Task directions: From the listing below, extract every line containing "SoftEng".
== Segment start ==
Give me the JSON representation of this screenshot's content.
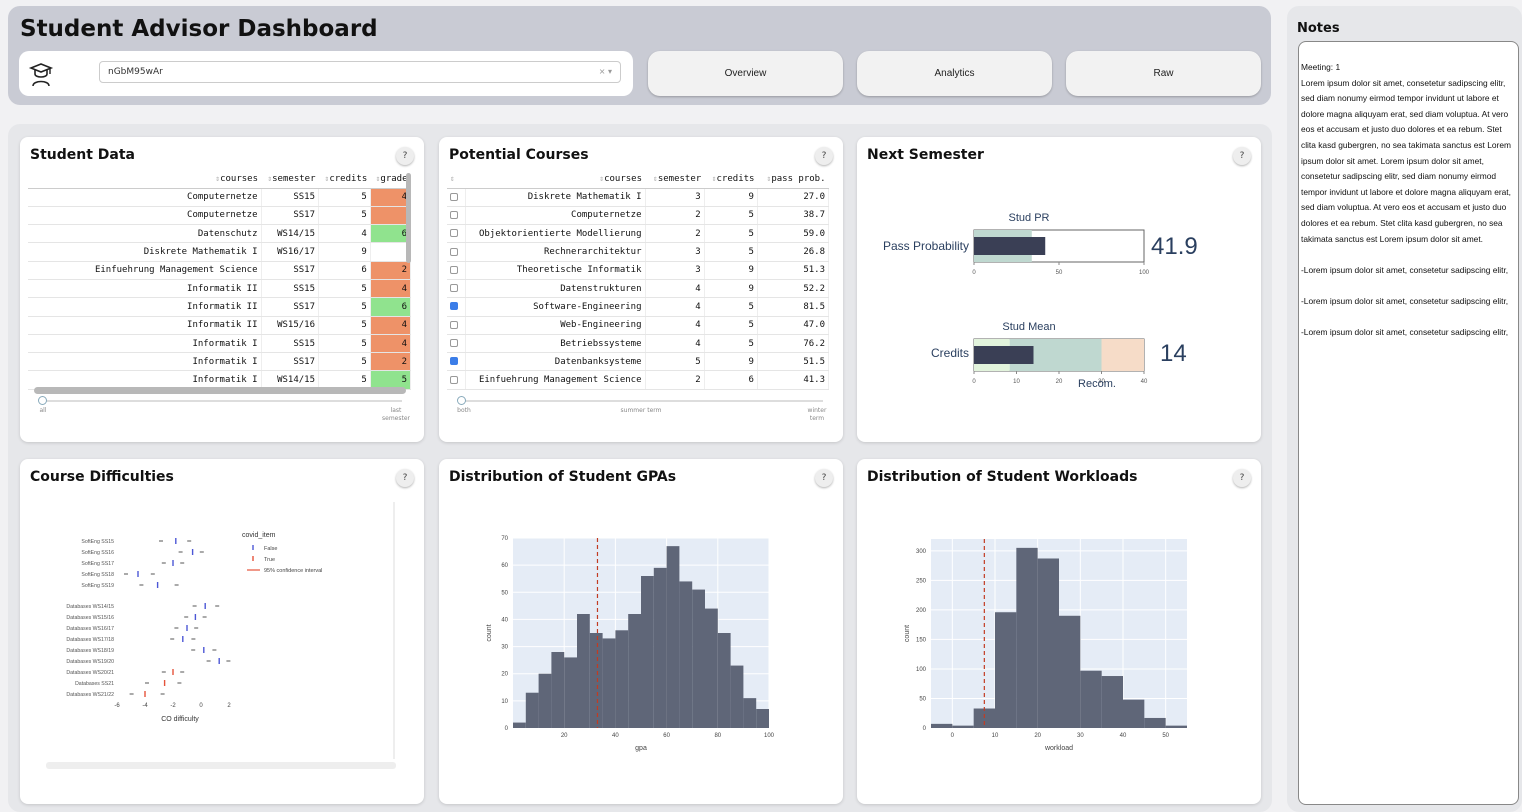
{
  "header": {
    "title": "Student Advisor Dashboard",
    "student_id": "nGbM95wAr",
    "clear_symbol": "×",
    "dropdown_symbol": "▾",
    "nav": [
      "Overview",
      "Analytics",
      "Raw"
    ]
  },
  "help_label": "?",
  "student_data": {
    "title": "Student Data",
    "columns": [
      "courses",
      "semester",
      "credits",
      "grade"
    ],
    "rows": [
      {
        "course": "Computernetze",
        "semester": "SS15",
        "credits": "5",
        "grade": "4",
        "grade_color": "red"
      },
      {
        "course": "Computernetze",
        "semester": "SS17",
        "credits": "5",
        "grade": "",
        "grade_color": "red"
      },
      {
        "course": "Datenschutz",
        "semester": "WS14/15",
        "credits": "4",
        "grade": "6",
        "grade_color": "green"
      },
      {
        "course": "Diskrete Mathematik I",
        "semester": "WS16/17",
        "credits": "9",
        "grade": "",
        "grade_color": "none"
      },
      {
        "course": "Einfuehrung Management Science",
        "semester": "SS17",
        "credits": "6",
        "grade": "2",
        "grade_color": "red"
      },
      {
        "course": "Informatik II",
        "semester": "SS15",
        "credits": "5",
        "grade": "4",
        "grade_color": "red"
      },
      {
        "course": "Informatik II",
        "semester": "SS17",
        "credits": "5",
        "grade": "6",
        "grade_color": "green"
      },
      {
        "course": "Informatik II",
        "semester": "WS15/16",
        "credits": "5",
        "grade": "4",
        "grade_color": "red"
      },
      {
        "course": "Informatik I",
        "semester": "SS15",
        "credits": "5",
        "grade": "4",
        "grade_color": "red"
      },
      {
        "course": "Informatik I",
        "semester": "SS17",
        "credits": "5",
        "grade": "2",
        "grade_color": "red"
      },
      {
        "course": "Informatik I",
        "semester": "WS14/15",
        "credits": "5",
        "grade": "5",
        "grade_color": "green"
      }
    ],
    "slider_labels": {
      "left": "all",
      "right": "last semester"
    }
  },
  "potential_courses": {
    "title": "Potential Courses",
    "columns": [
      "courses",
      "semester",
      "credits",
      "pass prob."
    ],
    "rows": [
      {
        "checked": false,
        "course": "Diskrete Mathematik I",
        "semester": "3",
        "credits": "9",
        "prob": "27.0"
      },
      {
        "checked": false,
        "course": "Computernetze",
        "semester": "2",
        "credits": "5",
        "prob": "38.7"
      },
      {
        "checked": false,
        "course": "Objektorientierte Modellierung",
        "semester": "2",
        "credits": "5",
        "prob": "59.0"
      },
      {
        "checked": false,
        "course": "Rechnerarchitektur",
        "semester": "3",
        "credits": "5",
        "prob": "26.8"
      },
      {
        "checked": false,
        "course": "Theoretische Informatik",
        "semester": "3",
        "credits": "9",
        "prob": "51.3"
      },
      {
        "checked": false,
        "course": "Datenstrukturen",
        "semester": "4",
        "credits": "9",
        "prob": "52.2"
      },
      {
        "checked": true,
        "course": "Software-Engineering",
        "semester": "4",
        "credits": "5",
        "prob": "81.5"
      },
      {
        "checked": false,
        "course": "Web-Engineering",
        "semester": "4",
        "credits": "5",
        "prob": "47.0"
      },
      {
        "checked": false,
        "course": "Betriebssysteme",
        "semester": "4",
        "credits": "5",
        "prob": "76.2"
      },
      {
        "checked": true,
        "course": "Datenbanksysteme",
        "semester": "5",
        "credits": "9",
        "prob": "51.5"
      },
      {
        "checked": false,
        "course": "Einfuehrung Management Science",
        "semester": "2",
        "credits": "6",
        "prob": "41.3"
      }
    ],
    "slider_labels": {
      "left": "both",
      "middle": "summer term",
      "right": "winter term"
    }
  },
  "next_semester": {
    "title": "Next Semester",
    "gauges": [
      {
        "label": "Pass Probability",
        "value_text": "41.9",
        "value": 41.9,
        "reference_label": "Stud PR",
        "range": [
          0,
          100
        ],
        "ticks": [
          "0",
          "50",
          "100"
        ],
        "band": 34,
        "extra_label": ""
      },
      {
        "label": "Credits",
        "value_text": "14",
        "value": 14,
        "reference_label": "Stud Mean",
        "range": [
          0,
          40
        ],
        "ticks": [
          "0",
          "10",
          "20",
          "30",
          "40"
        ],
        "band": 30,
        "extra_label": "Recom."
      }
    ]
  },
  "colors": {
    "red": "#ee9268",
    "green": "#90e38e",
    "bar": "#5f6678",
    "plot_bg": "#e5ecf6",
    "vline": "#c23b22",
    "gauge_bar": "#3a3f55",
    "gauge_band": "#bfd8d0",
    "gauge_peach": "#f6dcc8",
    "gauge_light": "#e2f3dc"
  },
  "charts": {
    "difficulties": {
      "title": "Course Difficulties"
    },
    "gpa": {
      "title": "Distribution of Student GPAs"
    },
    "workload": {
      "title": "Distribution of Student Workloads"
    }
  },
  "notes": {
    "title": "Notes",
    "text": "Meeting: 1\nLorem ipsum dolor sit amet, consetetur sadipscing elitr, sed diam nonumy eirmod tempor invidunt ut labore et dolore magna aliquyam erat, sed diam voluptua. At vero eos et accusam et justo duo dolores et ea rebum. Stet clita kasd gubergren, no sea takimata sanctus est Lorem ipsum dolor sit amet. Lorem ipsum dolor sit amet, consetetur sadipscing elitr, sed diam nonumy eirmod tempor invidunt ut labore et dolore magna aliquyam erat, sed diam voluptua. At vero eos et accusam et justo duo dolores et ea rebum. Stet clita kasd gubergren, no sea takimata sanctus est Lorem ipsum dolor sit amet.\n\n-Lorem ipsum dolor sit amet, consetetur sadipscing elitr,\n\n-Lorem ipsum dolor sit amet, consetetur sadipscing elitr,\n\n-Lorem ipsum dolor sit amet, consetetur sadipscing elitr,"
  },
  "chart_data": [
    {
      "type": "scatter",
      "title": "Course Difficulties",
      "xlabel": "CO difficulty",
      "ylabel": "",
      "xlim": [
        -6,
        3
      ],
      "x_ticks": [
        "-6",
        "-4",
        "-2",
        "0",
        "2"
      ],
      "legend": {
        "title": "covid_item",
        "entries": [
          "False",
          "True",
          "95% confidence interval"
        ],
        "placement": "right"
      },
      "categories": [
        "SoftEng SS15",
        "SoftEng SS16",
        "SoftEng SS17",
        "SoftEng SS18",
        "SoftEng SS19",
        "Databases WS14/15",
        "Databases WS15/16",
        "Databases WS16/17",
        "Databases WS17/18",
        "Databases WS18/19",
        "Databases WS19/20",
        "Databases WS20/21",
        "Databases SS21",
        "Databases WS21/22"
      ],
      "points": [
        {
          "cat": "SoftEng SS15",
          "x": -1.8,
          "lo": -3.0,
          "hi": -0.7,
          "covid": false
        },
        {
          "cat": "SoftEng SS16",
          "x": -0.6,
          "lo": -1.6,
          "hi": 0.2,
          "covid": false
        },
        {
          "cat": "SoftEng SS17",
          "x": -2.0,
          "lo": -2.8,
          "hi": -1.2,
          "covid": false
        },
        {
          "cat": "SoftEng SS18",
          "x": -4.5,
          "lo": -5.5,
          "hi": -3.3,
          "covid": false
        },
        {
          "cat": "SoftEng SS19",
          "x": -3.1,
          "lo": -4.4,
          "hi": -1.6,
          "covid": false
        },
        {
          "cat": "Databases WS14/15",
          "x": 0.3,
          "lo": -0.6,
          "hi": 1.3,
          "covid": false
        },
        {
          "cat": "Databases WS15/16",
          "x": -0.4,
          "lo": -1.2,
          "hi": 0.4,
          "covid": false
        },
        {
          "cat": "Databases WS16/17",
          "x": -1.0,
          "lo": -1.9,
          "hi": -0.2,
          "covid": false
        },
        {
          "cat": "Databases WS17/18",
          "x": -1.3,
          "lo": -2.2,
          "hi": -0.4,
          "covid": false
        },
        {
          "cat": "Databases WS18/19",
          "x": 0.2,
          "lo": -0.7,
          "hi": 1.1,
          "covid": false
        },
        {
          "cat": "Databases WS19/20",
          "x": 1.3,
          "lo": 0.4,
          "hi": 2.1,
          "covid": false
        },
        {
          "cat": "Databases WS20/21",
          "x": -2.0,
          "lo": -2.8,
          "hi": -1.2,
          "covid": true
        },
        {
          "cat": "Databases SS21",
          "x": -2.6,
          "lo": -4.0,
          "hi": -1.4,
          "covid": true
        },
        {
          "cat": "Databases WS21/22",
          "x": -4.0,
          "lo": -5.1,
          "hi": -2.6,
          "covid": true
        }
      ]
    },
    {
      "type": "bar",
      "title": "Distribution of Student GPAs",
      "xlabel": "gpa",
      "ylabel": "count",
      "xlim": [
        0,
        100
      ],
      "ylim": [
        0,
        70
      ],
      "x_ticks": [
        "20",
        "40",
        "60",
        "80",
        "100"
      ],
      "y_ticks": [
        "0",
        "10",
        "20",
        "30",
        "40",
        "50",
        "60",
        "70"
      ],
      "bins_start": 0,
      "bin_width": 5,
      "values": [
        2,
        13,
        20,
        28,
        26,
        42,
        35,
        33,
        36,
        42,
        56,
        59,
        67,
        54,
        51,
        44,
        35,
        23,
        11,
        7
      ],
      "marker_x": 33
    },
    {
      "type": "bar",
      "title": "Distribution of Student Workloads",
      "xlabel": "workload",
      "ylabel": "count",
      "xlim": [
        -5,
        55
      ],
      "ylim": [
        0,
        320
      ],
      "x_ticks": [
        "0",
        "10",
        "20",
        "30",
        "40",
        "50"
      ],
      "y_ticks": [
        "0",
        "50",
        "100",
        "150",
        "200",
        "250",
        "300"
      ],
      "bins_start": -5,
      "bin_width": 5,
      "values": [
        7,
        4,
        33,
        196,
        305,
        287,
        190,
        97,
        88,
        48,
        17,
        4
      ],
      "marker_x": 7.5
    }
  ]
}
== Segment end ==
Completed exercise:
        "SoftEng SS15",
        "SoftEng SS16",
        "SoftEng SS17",
        "SoftEng SS18",
        "SoftEng SS19",
          "cat": "SoftEng SS15",
          "cat": "SoftEng SS16",
          "cat": "SoftEng SS17",
          "cat": "SoftEng SS18",
          "cat": "SoftEng SS19",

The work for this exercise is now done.